3 Replies Latest reply on Sep 8, 2009 5:29 AM by Steve Grisetti

    Saving the "correct" HD Videos


      OK, I have a new Canon rebel T1i that takes HD Video that knocks your socks off.

      I have been trying to get PRE 7 to edit, add effects and overall enhance my videos.

      PRE 7 is having a very tough time or at least it’s not user friendly to me. I have tried all the

      MPG presets and not one seems to work or at least with the same quality I shot the video.

      To add insult to injury when I save a mpg movie file I get some extension called an “m2t,”

      What, what the heck is that. After several days of frustration, I download Quick Time Player Pro

      For about a third of the cost of PRE 7 and within 2 hours I cut splice and save my videos in the

      same gorgeous colors and clarity that I shot them. I have posted those movies on line and You Tube with no problem.


      I really would like to use PRE 7 and all it extra features but for some reason all the videos I have saved look ok but not great. QTP Pro’s look great. What is the proper file format for saving videos in PRE 7……….great videos like QTP Pro plus tehy save my files in the same

      movie format, not some other name.

      Thank alan

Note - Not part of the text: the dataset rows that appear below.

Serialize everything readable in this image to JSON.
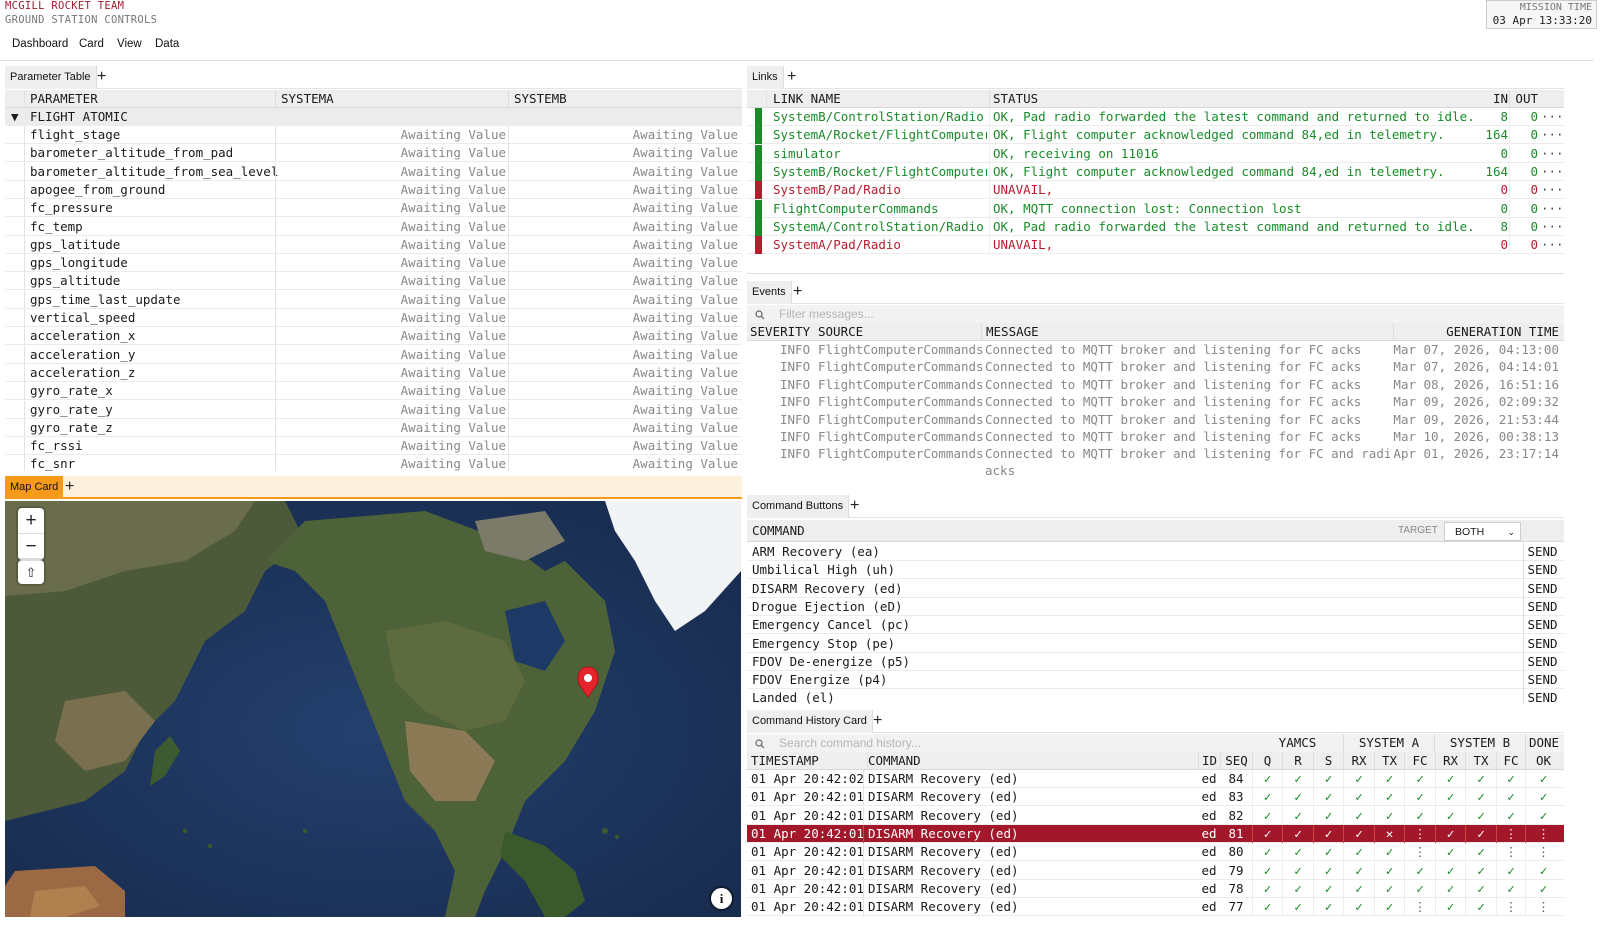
{
  "header": {
    "team": "MCGILL ROCKET TEAM",
    "subtitle": "GROUND STATION CONTROLS",
    "mission_time_label": "MISSION TIME",
    "mission_time_value": "03 Apr 13:33:20"
  },
  "menu": [
    "Dashboard",
    "Card",
    "View",
    "Data"
  ],
  "parameter_table": {
    "tab": "Parameter Table",
    "columns": [
      "PARAMETER",
      "SYSTEMA",
      "SYSTEMB"
    ],
    "group": "FLIGHT ATOMIC",
    "awaiting": "Awaiting Value",
    "rows": [
      "flight_stage",
      "barometer_altitude_from_pad",
      "barometer_altitude_from_sea_level",
      "apogee_from_ground",
      "fc_pressure",
      "fc_temp",
      "gps_latitude",
      "gps_longitude",
      "gps_altitude",
      "gps_time_last_update",
      "vertical_speed",
      "acceleration_x",
      "acceleration_y",
      "acceleration_z",
      "gyro_rate_x",
      "gyro_rate_y",
      "gyro_rate_z",
      "fc_rssi",
      "fc_snr"
    ]
  },
  "links": {
    "tab": "Links",
    "columns": [
      "LINK NAME",
      "STATUS",
      "IN",
      "OUT"
    ],
    "rows": [
      {
        "name": "SystemB/ControlStation/Radio",
        "status": "OK, Pad radio forwarded the latest command and returned to idle.",
        "in": "8",
        "out": "0",
        "state": "ok"
      },
      {
        "name": "SystemA/Rocket/FlightComputer",
        "status": "OK, Flight computer acknowledged command 84,ed in telemetry.",
        "in": "164",
        "out": "0",
        "state": "ok"
      },
      {
        "name": "simulator",
        "status": "OK, receiving on 11016",
        "in": "0",
        "out": "0",
        "state": "ok"
      },
      {
        "name": "SystemB/Rocket/FlightComputer",
        "status": "OK, Flight computer acknowledged command 84,ed in telemetry.",
        "in": "164",
        "out": "0",
        "state": "ok"
      },
      {
        "name": "SystemB/Pad/Radio",
        "status": "UNAVAIL,",
        "in": "0",
        "out": "0",
        "state": "err"
      },
      {
        "name": "FlightComputerCommands",
        "status": "OK, MQTT connection lost: Connection lost",
        "in": "0",
        "out": "0",
        "state": "ok"
      },
      {
        "name": "SystemA/ControlStation/Radio",
        "status": "OK, Pad radio forwarded the latest command and returned to idle.",
        "in": "8",
        "out": "0",
        "state": "ok"
      },
      {
        "name": "SystemA/Pad/Radio",
        "status": "UNAVAIL,",
        "in": "0",
        "out": "0",
        "state": "err"
      }
    ],
    "more": "···"
  },
  "events": {
    "tab": "Events",
    "filter_placeholder": "Filter messages...",
    "columns": [
      "SEVERITY",
      "SOURCE",
      "MESSAGE",
      "GENERATION TIME"
    ],
    "rows": [
      {
        "sev": "INFO",
        "src": "FlightComputerCommands",
        "msg": "Connected to MQTT broker and listening for FC acks",
        "time": "Mar 07, 2026, 04:13:00"
      },
      {
        "sev": "INFO",
        "src": "FlightComputerCommands",
        "msg": "Connected to MQTT broker and listening for FC acks",
        "time": "Mar 07, 2026, 04:14:01"
      },
      {
        "sev": "INFO",
        "src": "FlightComputerCommands",
        "msg": "Connected to MQTT broker and listening for FC acks",
        "time": "Mar 08, 2026, 16:51:16"
      },
      {
        "sev": "INFO",
        "src": "FlightComputerCommands",
        "msg": "Connected to MQTT broker and listening for FC acks",
        "time": "Mar 09, 2026, 02:09:32"
      },
      {
        "sev": "INFO",
        "src": "FlightComputerCommands",
        "msg": "Connected to MQTT broker and listening for FC acks",
        "time": "Mar 09, 2026, 21:53:44"
      },
      {
        "sev": "INFO",
        "src": "FlightComputerCommands",
        "msg": "Connected to MQTT broker and listening for FC acks",
        "time": "Mar 10, 2026, 00:38:13"
      },
      {
        "sev": "INFO",
        "src": "FlightComputerCommands",
        "msg": "Connected to MQTT broker and listening for FC and radio",
        "msg2": "acks",
        "time": "Apr 01, 2026, 23:17:14"
      }
    ]
  },
  "command_buttons": {
    "tab": "Command Buttons",
    "column": "COMMAND",
    "target_label": "TARGET",
    "target_value": "BOTH",
    "send_label": "SEND",
    "commands": [
      "ARM Recovery (ea)",
      "Umbilical High (uh)",
      "DISARM Recovery (ed)",
      "Drogue Ejection (eD)",
      "Emergency Cancel (pc)",
      "Emergency Stop (pe)",
      "FDOV De-energize (p5)",
      "FDOV Energize (p4)",
      "Landed (el)"
    ]
  },
  "map": {
    "tab": "Map Card",
    "zoom_in": "+",
    "zoom_out": "−",
    "compass": "⇧",
    "info": "i"
  },
  "command_history": {
    "tab": "Command History Card",
    "search_placeholder": "Search command history...",
    "groups": [
      "YAMCS",
      "SYSTEM A",
      "SYSTEM B",
      "DONE"
    ],
    "columns": [
      "TIMESTAMP",
      "COMMAND",
      "ID",
      "SEQ",
      "Q",
      "R",
      "S",
      "RX",
      "TX",
      "FC",
      "RX",
      "TX",
      "FC",
      "OK"
    ],
    "rows": [
      {
        "ts": "01 Apr 20:42:02",
        "cmd": "DISARM Recovery (ed)",
        "id": "ed",
        "seq": "84",
        "marks": [
          "✓",
          "✓",
          "✓",
          "✓",
          "✓",
          "✓",
          "✓",
          "✓",
          "✓",
          "✓"
        ],
        "hl": false
      },
      {
        "ts": "01 Apr 20:42:01",
        "cmd": "DISARM Recovery (ed)",
        "id": "ed",
        "seq": "83",
        "marks": [
          "✓",
          "✓",
          "✓",
          "✓",
          "✓",
          "✓",
          "✓",
          "✓",
          "✓",
          "✓"
        ],
        "hl": false
      },
      {
        "ts": "01 Apr 20:42:01",
        "cmd": "DISARM Recovery (ed)",
        "id": "ed",
        "seq": "82",
        "marks": [
          "✓",
          "✓",
          "✓",
          "✓",
          "✓",
          "✓",
          "✓",
          "✓",
          "✓",
          "✓"
        ],
        "hl": false
      },
      {
        "ts": "01 Apr 20:42:01",
        "cmd": "DISARM Recovery (ed)",
        "id": "ed",
        "seq": "81",
        "marks": [
          "✓",
          "✓",
          "✓",
          "✓",
          "✕",
          "⋮",
          "✓",
          "✓",
          "⋮",
          "⋮"
        ],
        "hl": true
      },
      {
        "ts": "01 Apr 20:42:01",
        "cmd": "DISARM Recovery (ed)",
        "id": "ed",
        "seq": "80",
        "marks": [
          "✓",
          "✓",
          "✓",
          "✓",
          "✓",
          "⋮",
          "✓",
          "✓",
          "⋮",
          "⋮"
        ],
        "hl": false
      },
      {
        "ts": "01 Apr 20:42:01",
        "cmd": "DISARM Recovery (ed)",
        "id": "ed",
        "seq": "79",
        "marks": [
          "✓",
          "✓",
          "✓",
          "✓",
          "✓",
          "✓",
          "✓",
          "✓",
          "✓",
          "✓"
        ],
        "hl": false
      },
      {
        "ts": "01 Apr 20:42:01",
        "cmd": "DISARM Recovery (ed)",
        "id": "ed",
        "seq": "78",
        "marks": [
          "✓",
          "✓",
          "✓",
          "✓",
          "✓",
          "✓",
          "✓",
          "✓",
          "✓",
          "✓"
        ],
        "hl": false
      },
      {
        "ts": "01 Apr 20:42:01",
        "cmd": "DISARM Recovery (ed)",
        "id": "ed",
        "seq": "77",
        "marks": [
          "✓",
          "✓",
          "✓",
          "✓",
          "✓",
          "⋮",
          "✓",
          "✓",
          "⋮",
          "⋮"
        ],
        "hl": false
      }
    ]
  },
  "colors": {
    "brand": "#a31d2e",
    "ok": "#1a8a2a",
    "error": "#b51d2e",
    "highlight_row": "#a3172b",
    "map_tab_bg": "#fde9c8",
    "map_tab_accent": "#f59a1b"
  }
}
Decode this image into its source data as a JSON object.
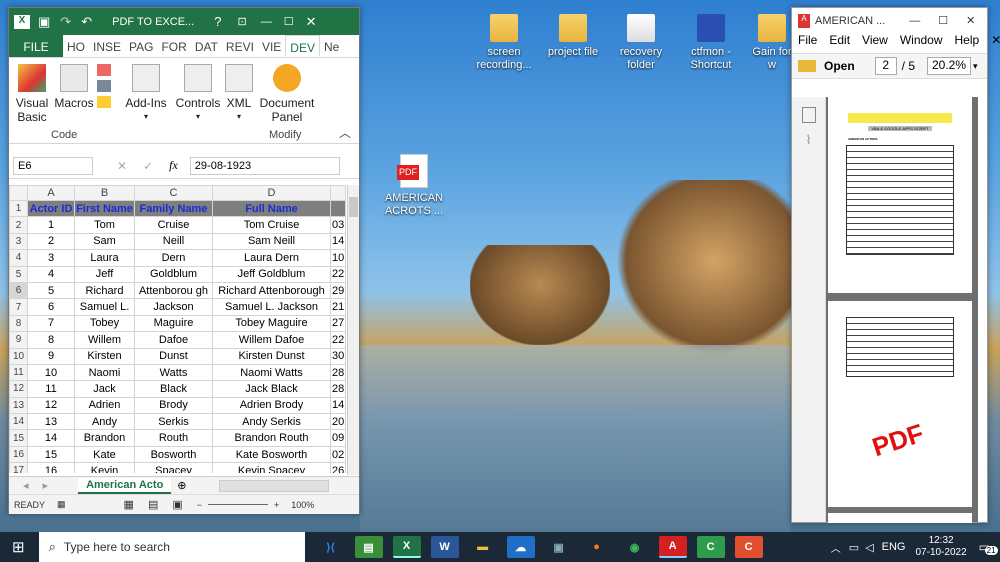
{
  "excel": {
    "title": "PDF TO EXCE...",
    "help": "?",
    "tabs": [
      "FILE",
      "HO",
      "INSE",
      "PAG",
      "FOR",
      "DAT",
      "REVI",
      "VIE",
      "DEV",
      "Ne"
    ],
    "ribbon": {
      "visual_basic": "Visual Basic",
      "macros": "Macros",
      "addins": "Add-Ins",
      "controls": "Controls",
      "xml": "XML",
      "doc_panel": "Document Panel",
      "group_code": "Code",
      "group_modify": "Modify"
    },
    "name_box": "E6",
    "formula": "29-08-1923",
    "columns": [
      "A",
      "B",
      "C",
      "D"
    ],
    "header": [
      "Actor ID",
      "First Name",
      "Family Name",
      "Full Name"
    ],
    "rows": [
      [
        "1",
        "Tom",
        "Cruise",
        "Tom Cruise",
        "03"
      ],
      [
        "2",
        "Sam",
        "Neill",
        "Sam Neill",
        "14"
      ],
      [
        "3",
        "Laura",
        "Dern",
        "Laura Dern",
        "10"
      ],
      [
        "4",
        "Jeff",
        "Goldblum",
        "Jeff Goldblum",
        "22"
      ],
      [
        "5",
        "Richard",
        "Attenborou gh",
        "Richard Attenborough",
        "29"
      ],
      [
        "6",
        "Samuel L.",
        "Jackson",
        "Samuel L. Jackson",
        "21"
      ],
      [
        "7",
        "Tobey",
        "Maguire",
        "Tobey Maguire",
        "27"
      ],
      [
        "8",
        "Willem",
        "Dafoe",
        "Willem Dafoe",
        "22"
      ],
      [
        "9",
        "Kirsten",
        "Dunst",
        "Kirsten Dunst",
        "30"
      ],
      [
        "10",
        "Naomi",
        "Watts",
        "Naomi Watts",
        "28"
      ],
      [
        "11",
        "Jack",
        "Black",
        "Jack Black",
        "28"
      ],
      [
        "12",
        "Adrien",
        "Brody",
        "Adrien Brody",
        "14"
      ],
      [
        "13",
        "Andy",
        "Serkis",
        "Andy Serkis",
        "20"
      ],
      [
        "14",
        "Brandon",
        "Routh",
        "Brandon Routh",
        "09"
      ],
      [
        "15",
        "Kate",
        "Bosworth",
        "Kate Bosworth",
        "02"
      ],
      [
        "16",
        "Kevin",
        "Spacey",
        "Kevin Spacey",
        "26"
      ]
    ],
    "sheet_tab": "American Acto",
    "status": "READY",
    "zoom": "100%"
  },
  "desktop": {
    "icons": [
      "screen recording...",
      "project file",
      "recovery folder",
      "ctfmon - Shortcut",
      "Gain for w"
    ],
    "pdf_icon": "AMERICAN ACROTS ...",
    "pdf_badge": "PDF"
  },
  "pdf": {
    "title": "AMERICAN ...",
    "menu": [
      "File",
      "Edit",
      "View",
      "Window",
      "Help"
    ],
    "open": "Open",
    "page": "2",
    "total": "/ 5",
    "zoom": "20.2%",
    "watermark": "PDF",
    "page_line1": "VBA & GOOGLE APPS SCRIPT",
    "page_heading": "AMERICAN ACTORS"
  },
  "taskbar": {
    "search": "Type here to search",
    "lang": "ENG",
    "time": "12:32",
    "date": "07-10-2022",
    "notif": "21"
  }
}
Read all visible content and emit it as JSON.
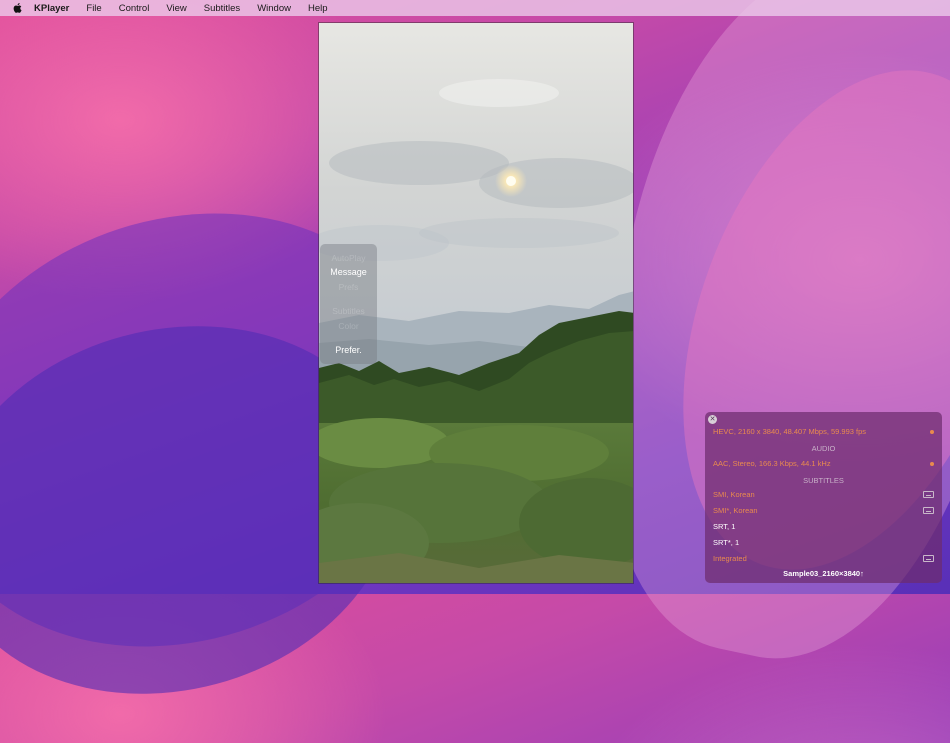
{
  "menubar": {
    "app_name": "KPlayer",
    "items": [
      "File",
      "Control",
      "View",
      "Subtitles",
      "Window",
      "Help"
    ]
  },
  "overlay_menu": {
    "items": [
      "AutoPlay",
      "Message",
      "Prefs",
      "Subtitles",
      "Color",
      "Prefer."
    ],
    "highlighted": [
      "Message",
      "Prefer."
    ]
  },
  "info_panel": {
    "video_track": "HEVC, 2160 x 3840, 48.407 Mbps, 59.993 fps",
    "audio_heading": "AUDIO",
    "audio_track": "AAC, Stereo, 166.3 Kbps, 44.1 kHz",
    "subtitles_heading": "SUBTITLES",
    "subtitles": [
      {
        "label": "SMI, Korean",
        "color": "#e98a4e",
        "icon": "subtitle-file-icon"
      },
      {
        "label": "SMI*, Korean",
        "color": "#e98a4e",
        "icon": "subtitle-file-icon"
      },
      {
        "label": "SRT, 1",
        "color": "#ffffff",
        "icon": ""
      },
      {
        "label": "SRT*, 1",
        "color": "#ffffff",
        "icon": ""
      },
      {
        "label": "Integrated",
        "color": "#e98a4e",
        "icon": "subtitle-file-icon"
      }
    ],
    "footer": "Sample03_2160×3840↑"
  },
  "colors": {
    "accent_orange": "#e98a4e",
    "panel_bg": "#6e2d6e"
  }
}
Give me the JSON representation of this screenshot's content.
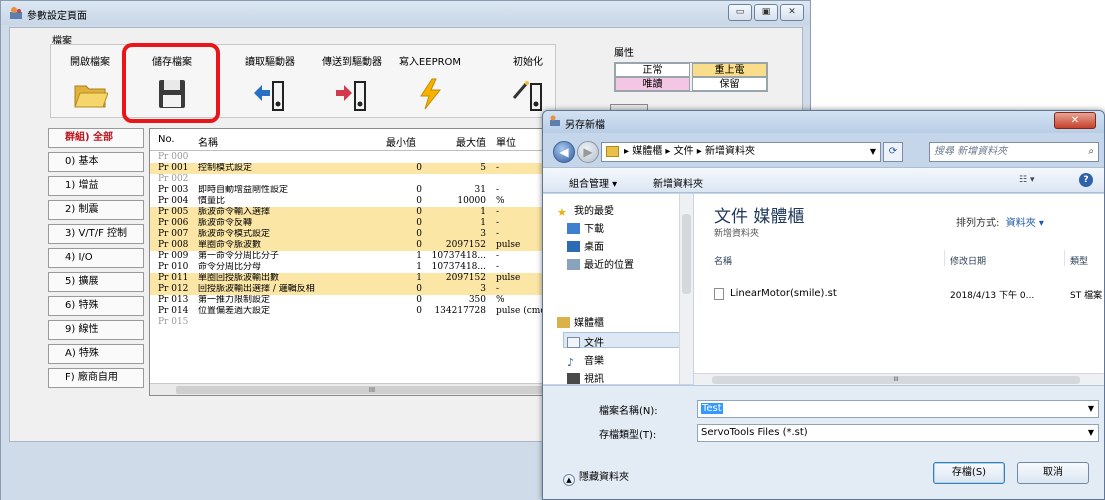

        • 1. Re: Saving the "correct" HD Videos
          Steve Grisetti Adobe Community Professional

          Video from still cameras often employee codecs that are designed for compact storage and this video is not made to be edited.


          Your camera records in H.264 MOV, a very challenging format for Premiere Elements to work with. Quicktime Pro, as you've seen, can handle these files easily, however, because this codec is part of Apple's codec library.


          To convert the file to video which can be edited in Premiere Elements, save the files as DV-AVIs. DV-AVIs are the ideal format for use in Premiere Elements using the standard DV project preset.

          • 2. Re: Saving the "correct" HD Videos
            gedash99 Level 1

            Thank you for the response, in saving to another format will I retain the same quality and clarity as my original, or have I been spoiled with out hope?




            • 3. Re: Saving the "correct" HD Videos
              Steve Grisetti Adobe Community Professional

              Using Quicktime Pro for the conversion and using DV-AVIs in Premiere Elements, you should get excellent results!


              (Note that this will convert your video from hi-definition to standard definition video -- although, unless your output is to a BluRay disc, you'll find that standard DV gives you the most efficient workflow with the cleanest results.)